EXTRACTED ENTRIES below:

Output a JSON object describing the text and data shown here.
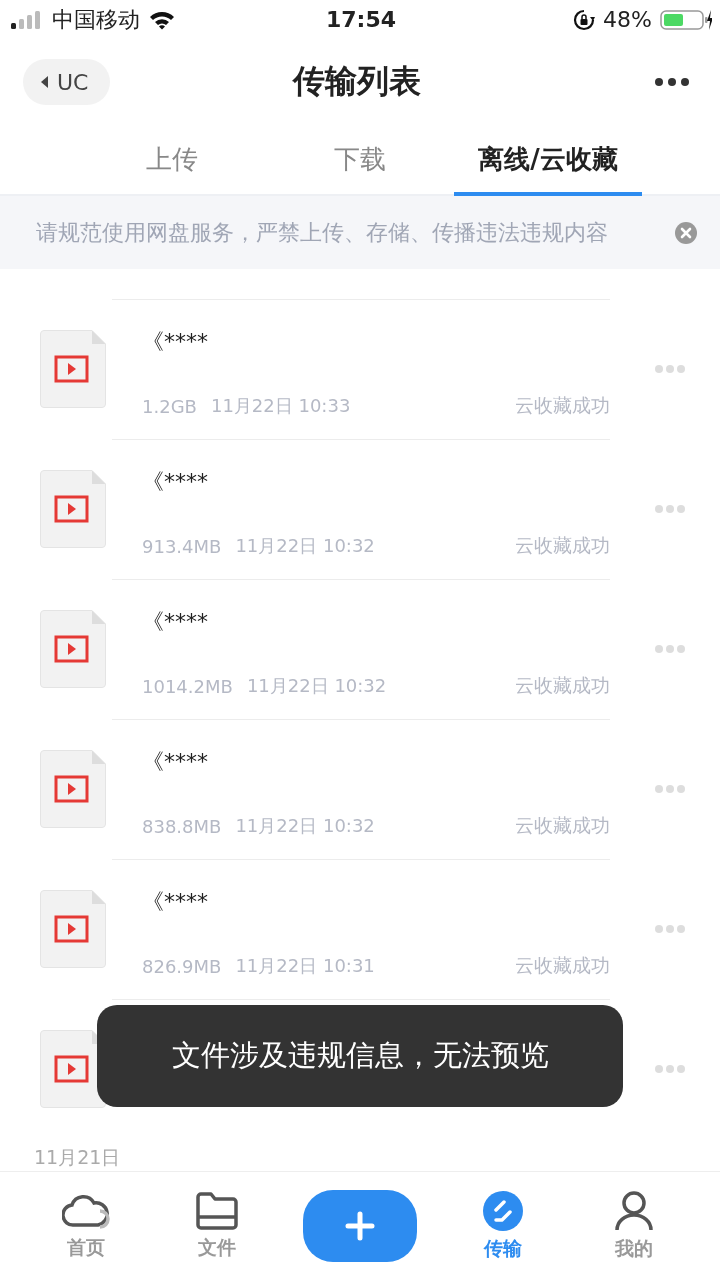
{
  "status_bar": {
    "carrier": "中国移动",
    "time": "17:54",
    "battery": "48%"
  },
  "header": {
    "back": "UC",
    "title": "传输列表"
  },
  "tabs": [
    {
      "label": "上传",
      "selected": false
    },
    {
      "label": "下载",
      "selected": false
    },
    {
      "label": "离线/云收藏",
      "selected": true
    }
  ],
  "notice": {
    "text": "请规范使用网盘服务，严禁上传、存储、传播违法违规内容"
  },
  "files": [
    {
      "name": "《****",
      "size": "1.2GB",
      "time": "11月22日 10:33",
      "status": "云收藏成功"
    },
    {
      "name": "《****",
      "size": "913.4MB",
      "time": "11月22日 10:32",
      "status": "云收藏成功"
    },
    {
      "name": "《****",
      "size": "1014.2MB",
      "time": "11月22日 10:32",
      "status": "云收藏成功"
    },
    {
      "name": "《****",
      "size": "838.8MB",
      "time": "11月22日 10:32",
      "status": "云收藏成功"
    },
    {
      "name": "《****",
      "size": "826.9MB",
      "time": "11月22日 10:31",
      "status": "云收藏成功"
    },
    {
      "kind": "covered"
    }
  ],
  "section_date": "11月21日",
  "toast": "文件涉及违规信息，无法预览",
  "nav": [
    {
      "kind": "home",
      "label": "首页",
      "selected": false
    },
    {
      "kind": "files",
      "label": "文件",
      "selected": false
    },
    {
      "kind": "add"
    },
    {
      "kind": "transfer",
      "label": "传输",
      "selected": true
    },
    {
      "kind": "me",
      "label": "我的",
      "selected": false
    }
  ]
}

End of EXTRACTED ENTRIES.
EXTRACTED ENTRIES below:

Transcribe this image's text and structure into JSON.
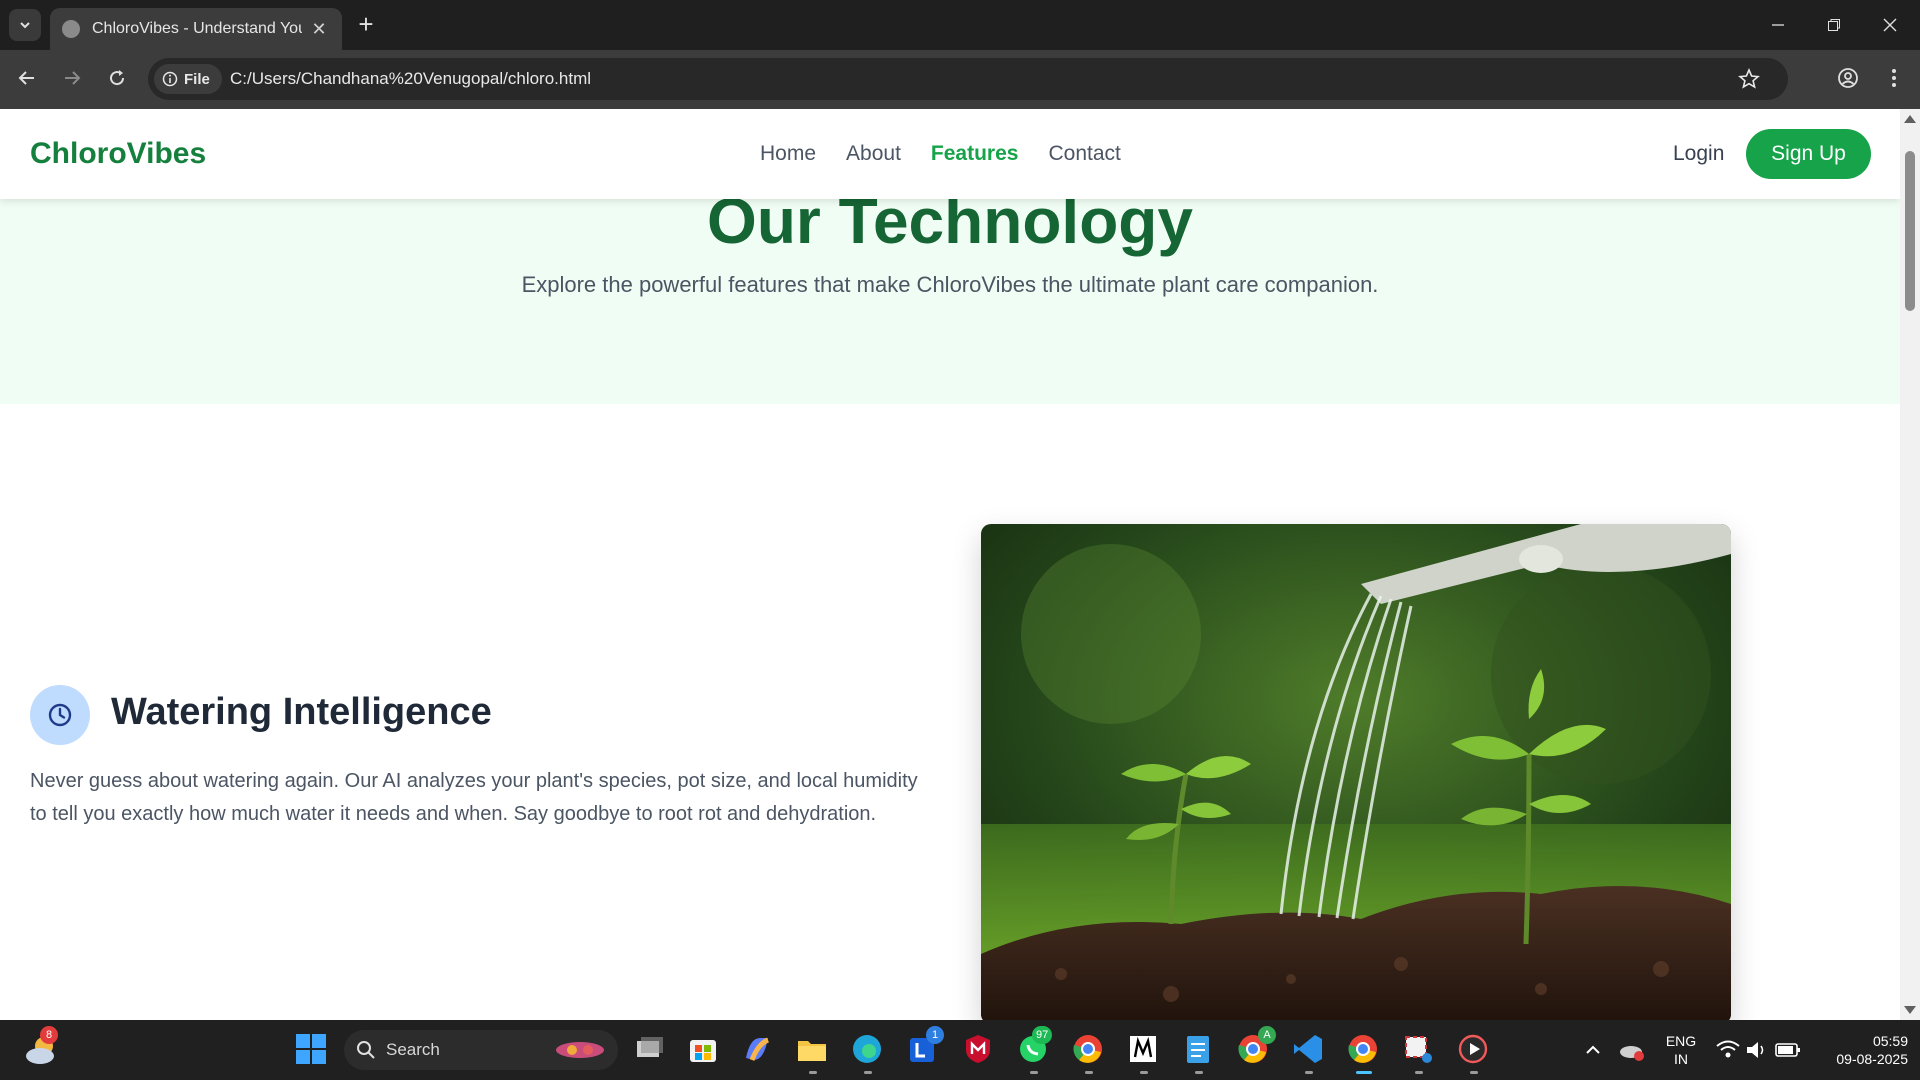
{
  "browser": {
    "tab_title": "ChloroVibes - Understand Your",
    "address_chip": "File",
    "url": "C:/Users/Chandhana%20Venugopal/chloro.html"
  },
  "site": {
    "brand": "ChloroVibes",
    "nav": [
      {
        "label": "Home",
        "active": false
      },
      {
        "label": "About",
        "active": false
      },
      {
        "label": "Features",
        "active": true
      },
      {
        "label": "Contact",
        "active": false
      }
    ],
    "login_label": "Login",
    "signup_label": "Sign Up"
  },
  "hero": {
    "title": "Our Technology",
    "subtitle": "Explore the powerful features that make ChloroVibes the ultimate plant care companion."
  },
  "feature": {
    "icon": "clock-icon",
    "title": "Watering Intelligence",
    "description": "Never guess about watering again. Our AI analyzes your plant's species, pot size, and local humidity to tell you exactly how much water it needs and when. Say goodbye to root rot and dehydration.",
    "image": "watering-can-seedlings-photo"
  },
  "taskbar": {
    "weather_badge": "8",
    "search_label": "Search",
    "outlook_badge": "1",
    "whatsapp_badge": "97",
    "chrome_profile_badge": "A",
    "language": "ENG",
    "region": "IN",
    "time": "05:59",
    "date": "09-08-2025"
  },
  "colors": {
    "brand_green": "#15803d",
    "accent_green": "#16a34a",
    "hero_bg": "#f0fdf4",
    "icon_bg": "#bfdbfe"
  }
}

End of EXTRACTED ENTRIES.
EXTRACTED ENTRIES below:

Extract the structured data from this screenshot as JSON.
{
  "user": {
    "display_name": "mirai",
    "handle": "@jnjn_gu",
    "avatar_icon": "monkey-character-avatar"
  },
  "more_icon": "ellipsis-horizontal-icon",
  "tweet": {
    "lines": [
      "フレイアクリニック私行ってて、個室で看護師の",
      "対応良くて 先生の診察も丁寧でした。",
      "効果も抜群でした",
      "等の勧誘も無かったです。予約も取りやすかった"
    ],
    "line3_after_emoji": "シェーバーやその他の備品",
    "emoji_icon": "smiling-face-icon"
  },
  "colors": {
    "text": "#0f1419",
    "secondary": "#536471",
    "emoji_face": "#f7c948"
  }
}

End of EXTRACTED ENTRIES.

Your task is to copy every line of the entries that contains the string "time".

    "time": "17:54",
      "time": "11月22日 10:33",
      "time": "11月22日 10:32",
      "time": "11月22日 10:32",
      "time": "11月22日 10:32",
      "time": "11月22日 10:31",
    "time": "05:59",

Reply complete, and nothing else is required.